WRITTEN BY
Nord Anglia
28 September, 2021

Stepping into the Unknown

Stepping into the Unknown Learning Resource Leader, Judith Scholes shares her insights into how the Dragonflies teachers and the school, as a whole, support our students emotional and social well-being.

Over the Labor Day weekend, a friend and I were paddleboarding in Lake Michigan. Used to the calm waters of the lagoon, she realized that she was far less comfortable with the unrestricted vastness of open waters. She preferred to have a set destination or a regular path to follow.

 

Judith with Y6

After a pause, I wondered out loud if this was a metaphor. Her youngest child had left for college two days before and she and her husband now found themselves charting their own course in life, no longer bound by others’ schedules, timeframes or plans. As we talked about this some more, we recognized our ambiguity towards this experience. On the one hand, we could direct ourselves, in the words of Dr Zeuss ‘any direction we chose’, and take full advantage of whatever life now had to offer; on the other, we were uncomfortable with the inherent uncertainty of the future!

Over the last 18 months, all of our lives have been plagued by uncertainty and we have often had little control over changes imposed on our daily routines. This has wreaked havoc on our physical freedoms, on our mental health and on our relationships. At BISCLP we have worked hard to maintain as much consistency as possible for our families, within our own confines, to provide a safe and familiar space for children’s learning to take place. We are acutely aware of the social and emotional impact of the last two years, and hence our current whole school focus on wellbeing within our community.

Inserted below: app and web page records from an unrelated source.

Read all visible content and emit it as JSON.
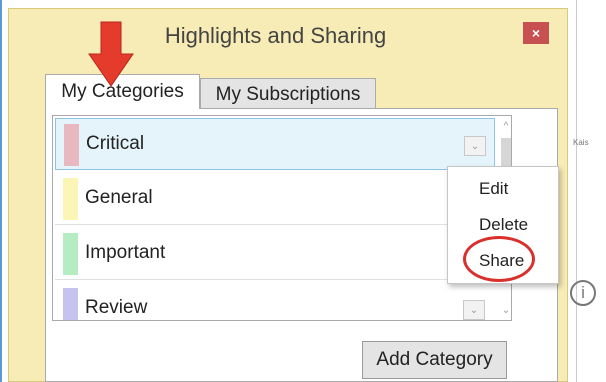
{
  "window": {
    "title": "Highlights and Sharing",
    "close_glyph": "×"
  },
  "tabs": [
    {
      "label": "My Categories",
      "active": true
    },
    {
      "label": "My Subscriptions",
      "active": false
    }
  ],
  "categories": [
    {
      "label": "Critical",
      "color": "#e8b8c0",
      "selected": true
    },
    {
      "label": "General",
      "color": "#fcf6b6",
      "selected": false
    },
    {
      "label": "Important",
      "color": "#b6ecc2",
      "selected": false
    },
    {
      "label": "Review",
      "color": "#c6c4ef",
      "selected": false
    }
  ],
  "row_dropdown_glyph": "⌄",
  "scrollbar": {
    "up_glyph": "^",
    "down_glyph": "⌄"
  },
  "context_menu": {
    "items": [
      "Edit",
      "Delete",
      "Share"
    ],
    "highlighted": "Share"
  },
  "add_category_label": "Add Category",
  "background": {
    "text": "Kais",
    "info_glyph": "i"
  },
  "colors": {
    "annotation_red": "#d9302c",
    "window_bg": "#f7ecb5",
    "close_red": "#c75050"
  }
}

Social and emotional health is always a huge focus for the Dragonfly Team. Without this, learning is much less likely to take place. We are very invested in researching strategies to support strong social and communication skills, self-awareness and self-regulation. Recently, while exploring characteristics of certain diagnosed needs, we learnt of a universal root cause that is common to many challenges in learning: uncertainty. Uncertainty causes much more anxiety than a tangible fear; in a horror movie – isn’t the unseen much more scary than the visible horror? If you know what you are dealing with, you can come up with a plan and a potential solution, but how do you plan for the unknown?

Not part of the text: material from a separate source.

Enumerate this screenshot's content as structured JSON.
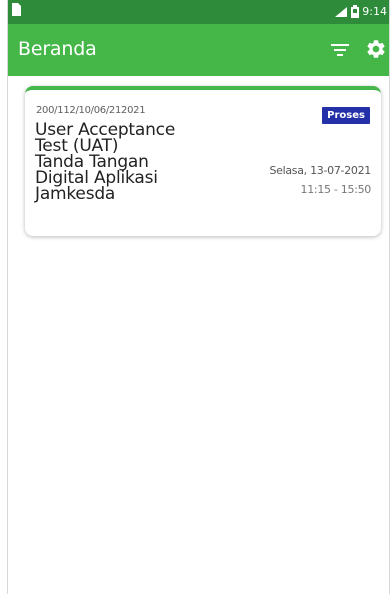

In school, there are lots of strategies we employ to limit uncertainty for children. We provide visual timetables and planners, we can give them advance warning of transitions, and we help them plan for special events and changes in the schedule. You may have done similar things at home to prepare your children for the upcoming day, or a change in their routine.

There has been much discussion about the increasingly uncertain nature of our future world, and the fact that many of our children will enjoy careers that have not yet even been conceived. A good education is one that prepares children for that uncertainty and helps them to develop the flexibility and resilience to thrive in this world. Newly graduated children are experiencing some of that even now: just like us, they are quickly learning how to structure their day at work or college, often while still being in their own homes; they have to learn how to apply themselves without being coached or supported in person, and they have had to learn those key executive functioning skills at double quick pace!  

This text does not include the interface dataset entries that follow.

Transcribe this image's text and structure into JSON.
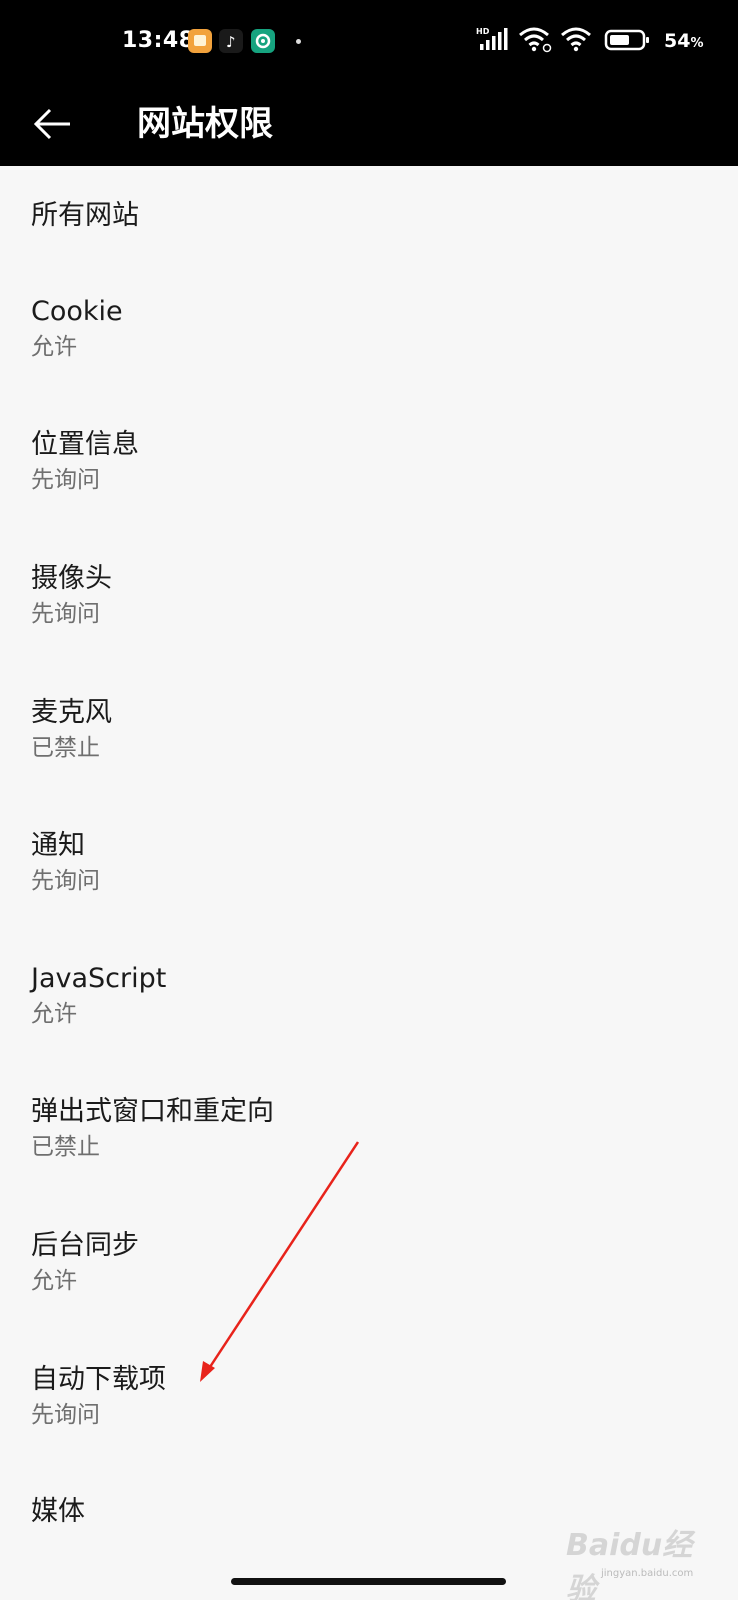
{
  "status_bar": {
    "time": "13:48",
    "battery": "54",
    "battery_unit": "%",
    "network_badge": "HD"
  },
  "app_bar": {
    "title": "网站权限"
  },
  "settings": [
    {
      "label": "所有网站",
      "value": ""
    },
    {
      "label": "Cookie",
      "value": "允许"
    },
    {
      "label": "位置信息",
      "value": "先询问"
    },
    {
      "label": "摄像头",
      "value": "先询问"
    },
    {
      "label": "麦克风",
      "value": "已禁止"
    },
    {
      "label": "通知",
      "value": "先询问"
    },
    {
      "label": "JavaScript",
      "value": "允许"
    },
    {
      "label": "弹出式窗口和重定向",
      "value": "已禁止"
    },
    {
      "label": "后台同步",
      "value": "允许"
    },
    {
      "label": "自动下载项",
      "value": "先询问"
    },
    {
      "label": "媒体",
      "value": ""
    }
  ],
  "annotation": {
    "arrow_color": "#e8231b"
  },
  "watermark": {
    "brand": "Baidu经验",
    "url": "jingyan.baidu.com"
  }
}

Returning to our point of departure, there are times when we can get bogged down with the daily grind and it seems that our children will never be independent responsible beings. It happens – almost before you know it, and not necessarily in the way you expect. Enjoy every moment.   

Judith Scholes
Learning Resources Leader - Determined Dragonflies